## [Instructions to follow]
Below are records to repeat exactly. Omit the pictures from the copy.

## [Records]
***
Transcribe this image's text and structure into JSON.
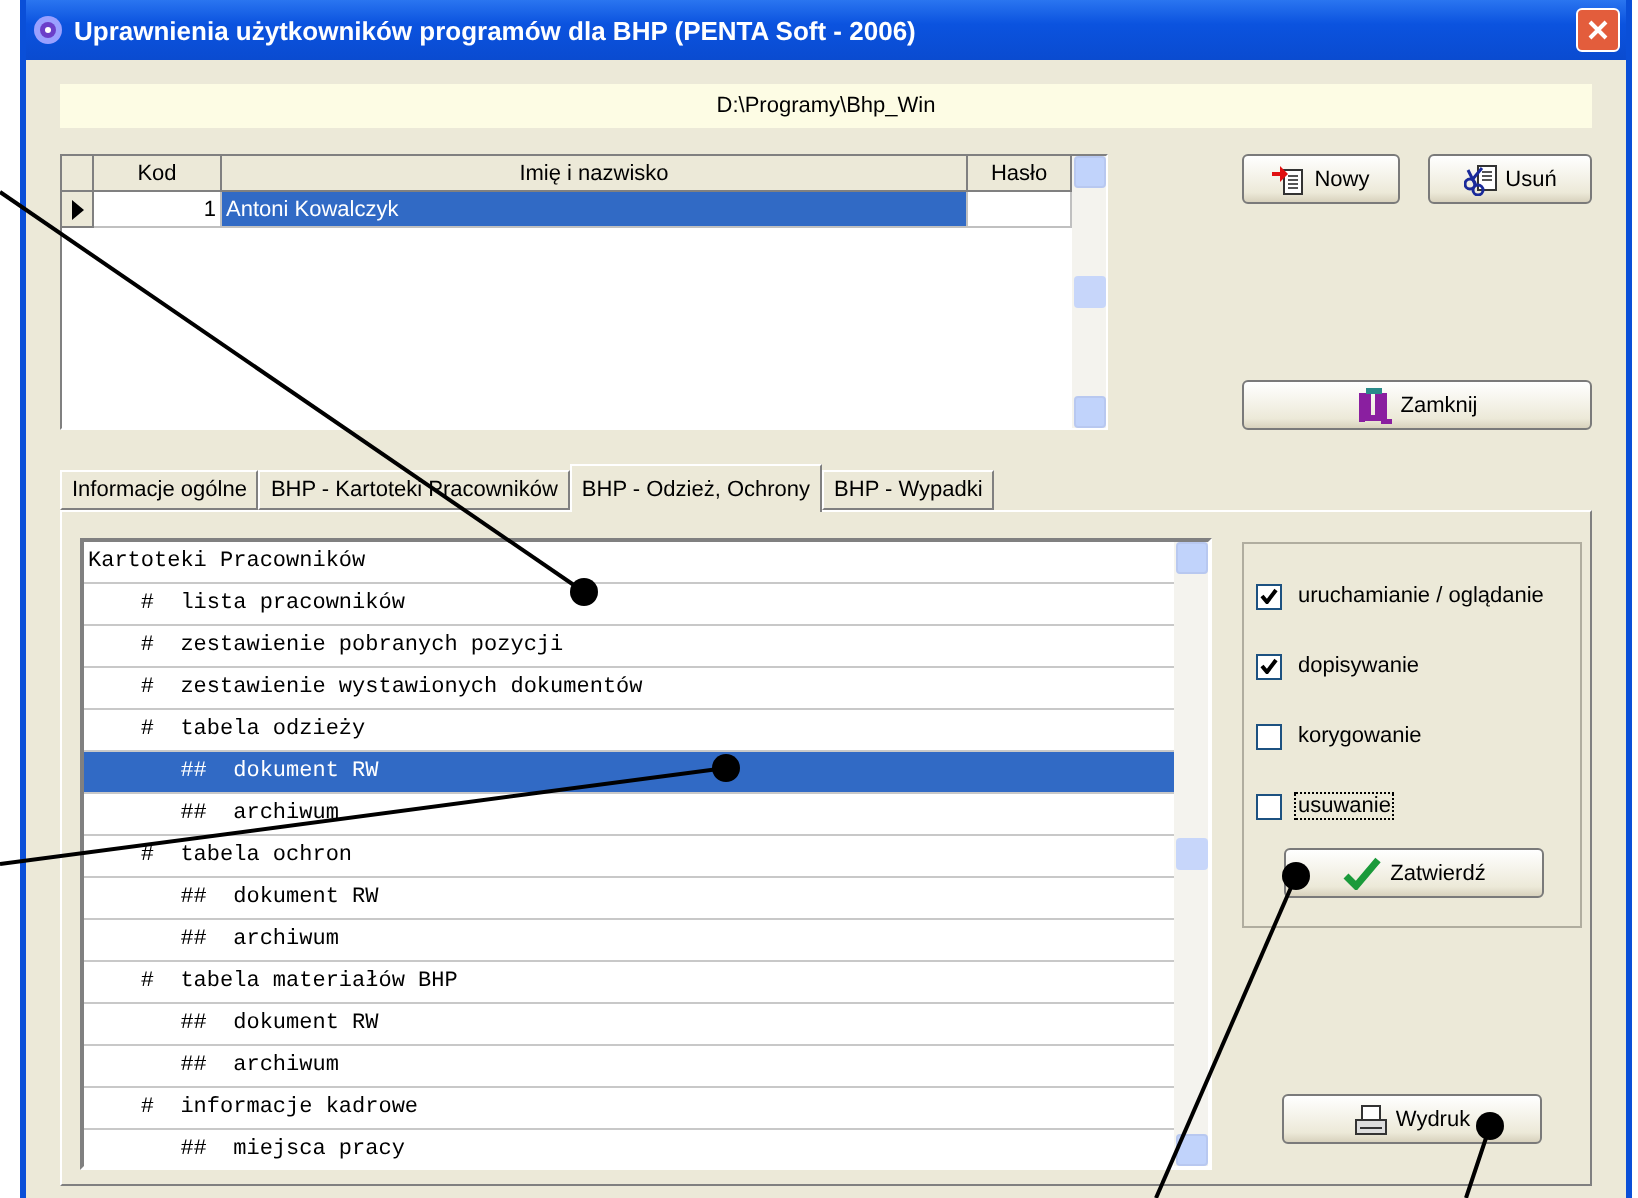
{
  "window": {
    "title": "Uprawnienia użytkowników programów dla BHP (PENTA Soft - 2006)"
  },
  "path": "D:\\Programy\\Bhp_Win",
  "grid": {
    "columns": [
      "Kod",
      "Imię i nazwisko",
      "Hasło"
    ],
    "rows": [
      {
        "kod": "1",
        "name": "Antoni Kowalczyk",
        "selected": true
      }
    ]
  },
  "top_buttons": [
    {
      "label": "Nowy",
      "kind": "new"
    },
    {
      "label": "Usuń",
      "kind": "delete"
    }
  ],
  "close_button": {
    "label": "Zamknij"
  },
  "tabs": [
    {
      "label": "Informacje ogólne",
      "selected": false
    },
    {
      "label": "BHP - Kartoteki Pracowników",
      "selected": false
    },
    {
      "label": "BHP - Odzież, Ochrony",
      "selected": true
    },
    {
      "label": "BHP - Wypadki",
      "selected": false
    }
  ],
  "tree": [
    {
      "label": "Kartoteki Pracowników",
      "selected": false,
      "children": [
        {
          "marker": "#",
          "label": "lista pracowników",
          "selected": false
        },
        {
          "marker": "#",
          "label": "zestawienie pobranych pozycji",
          "selected": false
        },
        {
          "marker": "#",
          "label": "zestawienie wystawionych dokumentów",
          "selected": false
        },
        {
          "marker": "#",
          "label": "tabela odzieży",
          "selected": false,
          "children": [
            {
              "marker": "##",
              "label": "dokument RW",
              "selected": true
            },
            {
              "marker": "##",
              "label": "archiwum",
              "selected": false
            }
          ]
        },
        {
          "marker": "#",
          "label": "tabela ochron",
          "selected": false,
          "children": [
            {
              "marker": "##",
              "label": "dokument RW",
              "selected": false
            },
            {
              "marker": "##",
              "label": "archiwum",
              "selected": false
            }
          ]
        },
        {
          "marker": "#",
          "label": "tabela materiałów BHP",
          "selected": false,
          "children": [
            {
              "marker": "##",
              "label": "dokument RW",
              "selected": false
            },
            {
              "marker": "##",
              "label": "archiwum",
              "selected": false
            }
          ]
        },
        {
          "marker": "#",
          "label": "informacje kadrowe",
          "selected": false,
          "children": [
            {
              "marker": "##",
              "label": "miejsca pracy",
              "selected": false
            }
          ]
        }
      ]
    }
  ],
  "permissions": [
    {
      "label": "uruchamianie / oglądanie",
      "checked": true,
      "focused": false
    },
    {
      "label": "dopisywanie",
      "checked": true,
      "focused": false
    },
    {
      "label": "korygowanie",
      "checked": false,
      "focused": false
    },
    {
      "label": "usuwanie",
      "checked": false,
      "focused": true
    }
  ],
  "confirm_button": {
    "label": "Zatwierdź"
  },
  "print_button": {
    "label": "Wydruk"
  }
}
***
## [Result of this task]
Transcribe this image's text and structure into JSON.
{
  "window": {
    "title": "Uprawnienia użytkowników programów dla BHP (PENTA Soft - 2006)"
  },
  "path": "D:\\Programy\\Bhp_Win",
  "grid": {
    "columns": [
      "Kod",
      "Imię i nazwisko",
      "Hasło"
    ],
    "rows": [
      {
        "kod": "1",
        "name": "Antoni Kowalczyk",
        "selected": true
      }
    ]
  },
  "top_buttons": [
    {
      "label": "Nowy",
      "kind": "new"
    },
    {
      "label": "Usuń",
      "kind": "delete"
    }
  ],
  "close_button": {
    "label": "Zamknij"
  },
  "tabs": [
    {
      "label": "Informacje ogólne",
      "selected": false
    },
    {
      "label": "BHP - Kartoteki Pracowników",
      "selected": false
    },
    {
      "label": "BHP - Odzież, Ochrony",
      "selected": true
    },
    {
      "label": "BHP - Wypadki",
      "selected": false
    }
  ],
  "tree": [
    {
      "label": "Kartoteki Pracowników",
      "selected": false,
      "children": [
        {
          "marker": "#",
          "label": "lista pracowników",
          "selected": false
        },
        {
          "marker": "#",
          "label": "zestawienie pobranych pozycji",
          "selected": false
        },
        {
          "marker": "#",
          "label": "zestawienie wystawionych dokumentów",
          "selected": false
        },
        {
          "marker": "#",
          "label": "tabela odzieży",
          "selected": false,
          "children": [
            {
              "marker": "##",
              "label": "dokument RW",
              "selected": true
            },
            {
              "marker": "##",
              "label": "archiwum",
              "selected": false
            }
          ]
        },
        {
          "marker": "#",
          "label": "tabela ochron",
          "selected": false,
          "children": [
            {
              "marker": "##",
              "label": "dokument RW",
              "selected": false
            },
            {
              "marker": "##",
              "label": "archiwum",
              "selected": false
            }
          ]
        },
        {
          "marker": "#",
          "label": "tabela materiałów BHP",
          "selected": false,
          "children": [
            {
              "marker": "##",
              "label": "dokument RW",
              "selected": false
            },
            {
              "marker": "##",
              "label": "archiwum",
              "selected": false
            }
          ]
        },
        {
          "marker": "#",
          "label": "informacje kadrowe",
          "selected": false,
          "children": [
            {
              "marker": "##",
              "label": "miejsca pracy",
              "selected": false
            }
          ]
        }
      ]
    }
  ],
  "permissions": [
    {
      "label": "uruchamianie / oglądanie",
      "checked": true,
      "focused": false
    },
    {
      "label": "dopisywanie",
      "checked": true,
      "focused": false
    },
    {
      "label": "korygowanie",
      "checked": false,
      "focused": false
    },
    {
      "label": "usuwanie",
      "checked": false,
      "focused": true
    }
  ],
  "confirm_button": {
    "label": "Zatwierdź"
  },
  "print_button": {
    "label": "Wydruk"
  }
}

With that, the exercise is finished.